Required work - Scan each line of the records for the word "thumb" and extract the ones that have it.

--- Data records Enclosed Below ---

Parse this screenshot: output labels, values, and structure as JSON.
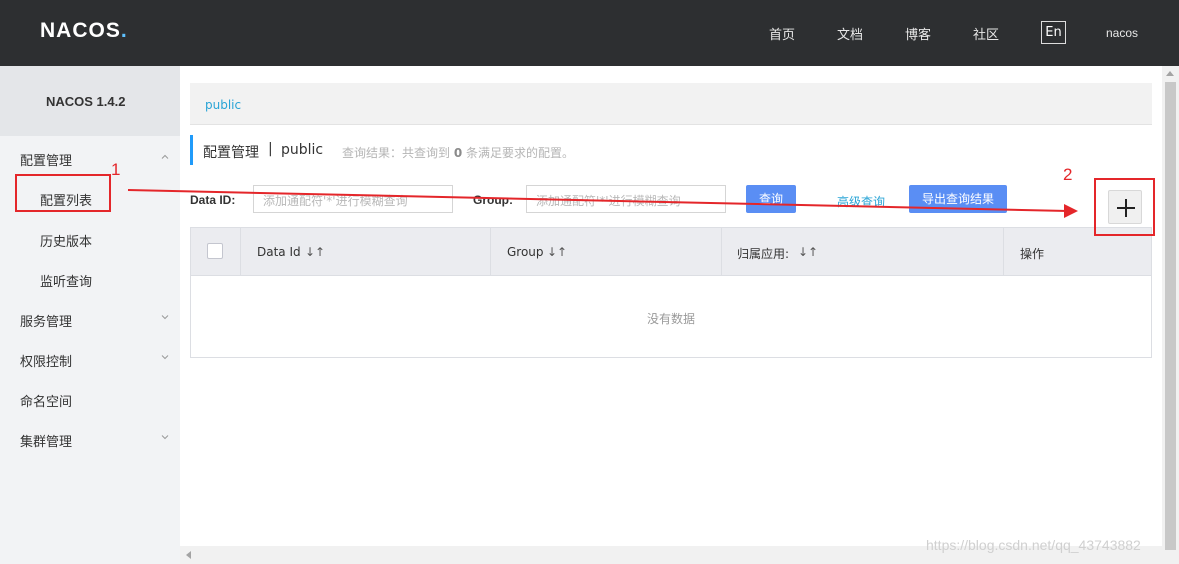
{
  "header": {
    "logo_text": "NACOS",
    "logo_dot": ".",
    "nav": [
      {
        "label": "首页"
      },
      {
        "label": "文档"
      },
      {
        "label": "博客"
      },
      {
        "label": "社区"
      }
    ],
    "lang_button": "En",
    "user": "nacos"
  },
  "sidebar": {
    "version_title": "NACOS 1.4.2",
    "groups": [
      {
        "label": "配置管理",
        "expanded": true,
        "items": [
          {
            "label": "配置列表"
          },
          {
            "label": "历史版本"
          },
          {
            "label": "监听查询"
          }
        ]
      },
      {
        "label": "服务管理",
        "expanded": false
      },
      {
        "label": "权限控制",
        "expanded": false
      },
      {
        "label": "命名空间"
      },
      {
        "label": "集群管理",
        "expanded": false
      }
    ]
  },
  "main": {
    "namespace_tab": "public",
    "page_title": "配置管理",
    "page_separator": "|",
    "page_namespace": "public",
    "result_prefix": "查询结果：共查询到",
    "result_count": "0",
    "result_suffix": "条满足要求的配置。",
    "filters": {
      "data_id_label": "Data ID:",
      "data_id_placeholder": "添加通配符'*'进行模糊查询",
      "group_label": "Group:",
      "group_placeholder": "添加通配符'*'进行模糊查询"
    },
    "search_button": "查询",
    "advanced_query_link": "高级查询",
    "export_button": "导出查询结果",
    "add_button_icon": "plus-icon",
    "table": {
      "columns": [
        {
          "label": "Data Id",
          "sortable": true
        },
        {
          "label": "Group",
          "sortable": true
        },
        {
          "label": "归属应用:",
          "sortable": true
        },
        {
          "label": "操作",
          "sortable": false
        }
      ],
      "sort_glyph": "↓↑",
      "empty_text": "没有数据"
    }
  },
  "annotations": {
    "label_1": "1",
    "label_2": "2",
    "color": "#e4262a"
  },
  "watermark": "https://blog.csdn.net/qq_43743882"
}
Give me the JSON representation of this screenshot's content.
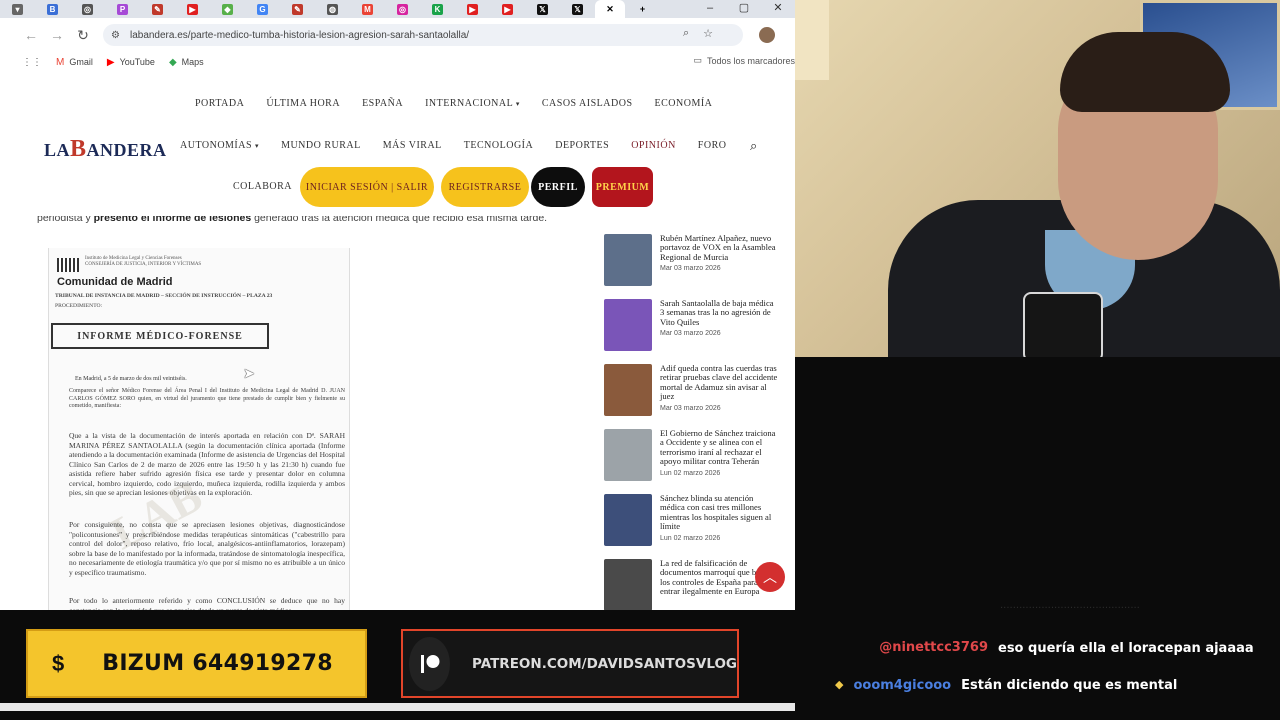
{
  "browser": {
    "url": "labandera.es/parte-medico-tumba-historia-lesion-agresion-sarah-santaolalla/",
    "bookmarks": [
      {
        "label": "Gmail",
        "icon": "gmail-icon",
        "color": "#ea4335"
      },
      {
        "label": "YouTube",
        "icon": "youtube-icon",
        "color": "#ff0000"
      },
      {
        "label": "Maps",
        "icon": "maps-icon",
        "color": "#34a853"
      }
    ],
    "all_bookmarks_label": "Todos los marcadores",
    "tabs": [
      {
        "icon": "chrome-icon",
        "glyph": "▾",
        "color": "#666"
      },
      {
        "icon": "b-icon",
        "glyph": "B",
        "color": "#3b6fd6"
      },
      {
        "icon": "g-icon",
        "glyph": "◎",
        "color": "#555"
      },
      {
        "icon": "p-icon",
        "glyph": "P",
        "color": "#a64ad6"
      },
      {
        "icon": "pencil-icon",
        "glyph": "✎",
        "color": "#c0392b"
      },
      {
        "icon": "youtube-icon",
        "glyph": "▶",
        "color": "#e02020"
      },
      {
        "icon": "leaf-icon",
        "glyph": "◆",
        "color": "#58b04a"
      },
      {
        "icon": "google-icon",
        "glyph": "G",
        "color": "#4285f4"
      },
      {
        "icon": "pencil-icon",
        "glyph": "✎",
        "color": "#c0392b"
      },
      {
        "icon": "globe-icon",
        "glyph": "◍",
        "color": "#555"
      },
      {
        "icon": "gmail-icon",
        "glyph": "M",
        "color": "#ea4335"
      },
      {
        "icon": "instagram-icon",
        "glyph": "◎",
        "color": "#d6249f"
      },
      {
        "icon": "kick-icon",
        "glyph": "K",
        "color": "#1aa34a"
      },
      {
        "icon": "youtube-icon",
        "glyph": "▶",
        "color": "#e02020"
      },
      {
        "icon": "youtube-icon",
        "glyph": "▶",
        "color": "#e02020"
      },
      {
        "icon": "x-icon",
        "glyph": "𝕏",
        "color": "#111"
      },
      {
        "icon": "x-icon",
        "glyph": "𝕏",
        "color": "#111"
      }
    ]
  },
  "site": {
    "logo_pre": "LA",
    "logo_big": "B",
    "logo_post": "ANDERA",
    "nav_row1": [
      "PORTADA",
      "ÚLTIMA HORA",
      "ESPAÑA",
      "INTERNACIONAL",
      "CASOS AISLADOS",
      "ECONOMÍA"
    ],
    "nav_row2": [
      "AUTONOMÍAS",
      "MUNDO RURAL",
      "MÁS VIRAL",
      "TECNOLOGÍA",
      "DEPORTES",
      "OPINIÓN",
      "FORO"
    ],
    "collab": "COLABORA",
    "login": "INICIAR SESIÓN | SALIR",
    "register": "REGISTRARSE",
    "profile": "PERFIL",
    "premium": "PREMIUM",
    "lead_pre": "periodista y ",
    "lead_bold": "presento el informe de lesiones",
    "lead_post": " generado tras la atención médica que recibió esa misma tarde."
  },
  "doc": {
    "header_small": "Instituto de Medicina Legal y Ciencias Forenses\nCONSEJERÍA DE JUSTICIA, INTERIOR Y VÍCTIMAS",
    "region": "Comunidad de Madrid",
    "court": "TRIBUNAL DE INSTANCIA DE MADRID – SECCIÓN DE INSTRUCCIÓN – PLAZA 23",
    "proc": "PROCEDIMIENTO:",
    "title": "INFORME MÉDICO-FORENSE",
    "date": "En Madrid, a 5 de marzo de dos mil veintiséis.",
    "p1": "Comparece el señor Médico Forense del Área Penal I del Instituto de Medicina Legal de Madrid D. JUAN CARLOS GÓMEZ SORO quien, en virtud del juramento que tiene prestado de cumplir bien y fielmente su cometido, manifiesta:",
    "p2": "Que a la vista de la documentación de interés aportada en relación con Dª. SARAH MARINA PÉREZ SANTAOLALLA (según la documentación clínica aportada (Informe atendiendo a la documentación examinada (Informe de asistencia de Urgencias del Hospital Clínico San Carlos de 2 de marzo de 2026 entre las 19:50 h y las 21:30 h) cuando fue asistida refiere haber sufrido agresión física ese tarde y presentar dolor en columna cervical, hombro izquierdo, codo izquierdo, muñeca izquierda, rodilla izquierda y ambos pies, sin que se aprecian lesiones objetivas en la exploración.",
    "p3": "Por consiguiente, no consta que se apreciasen lesiones objetivas, diagnosticándose \"policontusiones\" y prescribiéndose medidas terapéuticas sintomáticas (\"cabestrillo para control del dolor\", reposo relativo, frío local, analgésicos-antiinflamatorios, lorazepam) sobre la base de lo manifestado por la informada, tratándose de sintomatología inespecífica, no necesariamente de etiología traumática y/o que por sí mismo no es atribuible a un único y específico traumatismo.",
    "p4": "Por todo lo anteriormente referido y como CONCLUSIÓN se deduce que no hay constancia con la seguridad que se precisa desde un punto de vista médico-"
  },
  "sidebar": [
    {
      "title": "Rubén Martínez Alpañez, nuevo portavoz de VOX en la Asamblea Regional de Murcia",
      "date": "Mar 03 marzo 2026",
      "thumb": "#5d6f8a"
    },
    {
      "title": "Sarah Santaolalla de baja médica 3 semanas tras la no agresión de Vito Quiles",
      "date": "Mar 03 marzo 2026",
      "thumb": "#7a55b8"
    },
    {
      "title": "Adif queda contra las cuerdas tras retirar pruebas clave del accidente mortal de Adamuz sin avisar al juez",
      "date": "Mar 03 marzo 2026",
      "thumb": "#8a5a3c"
    },
    {
      "title": "El Gobierno de Sánchez traiciona a Occidente y se alinea con el terrorismo iraní al rechazar el apoyo militar contra Teherán",
      "date": "Lun 02 marzo 2026",
      "thumb": "#9ca3a8"
    },
    {
      "title": "Sánchez blinda su atención médica con casi tres millones mientras los hospitales siguen al límite",
      "date": "Lun 02 marzo 2026",
      "thumb": "#3d4f7a"
    },
    {
      "title": "La red de falsificación de documentos marroquí que burla los controles de España para entrar ilegalmente en Europa",
      "date": "",
      "thumb": "#4a4a4a"
    }
  ],
  "chat": {
    "faded": "............................................",
    "messages": [
      {
        "user": "@ninettcc3769",
        "text": "eso quería ella el loracepan ajaaaa",
        "color": "#e0484a"
      },
      {
        "user": "ooom4gicooo",
        "text": "Están diciendo que es mental",
        "color": "#4a7fe0"
      }
    ]
  },
  "banners": {
    "bizum": "BIZUM 644919278",
    "bizum_symbol": "$",
    "patreon": "PATREON.COM/DAVIDSANTOSVLOG"
  }
}
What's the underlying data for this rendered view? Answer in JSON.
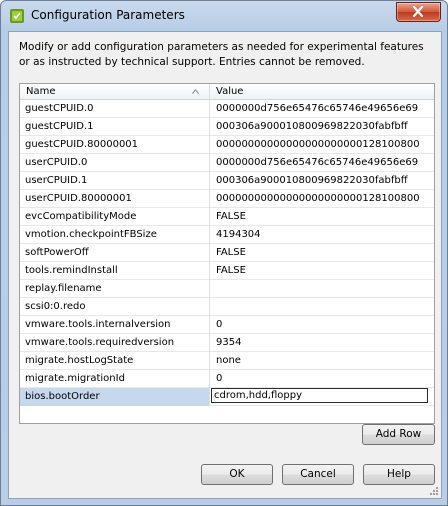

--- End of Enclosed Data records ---

Answer to the exercise -
      "thumb": "#5d6f8a"
      "thumb": "#7a55b8"
      "thumb": "#8a5a3c"
      "thumb": "#9ca3a8"
      "thumb": "#3d4f7a"
      "thumb": "#4a4a4a"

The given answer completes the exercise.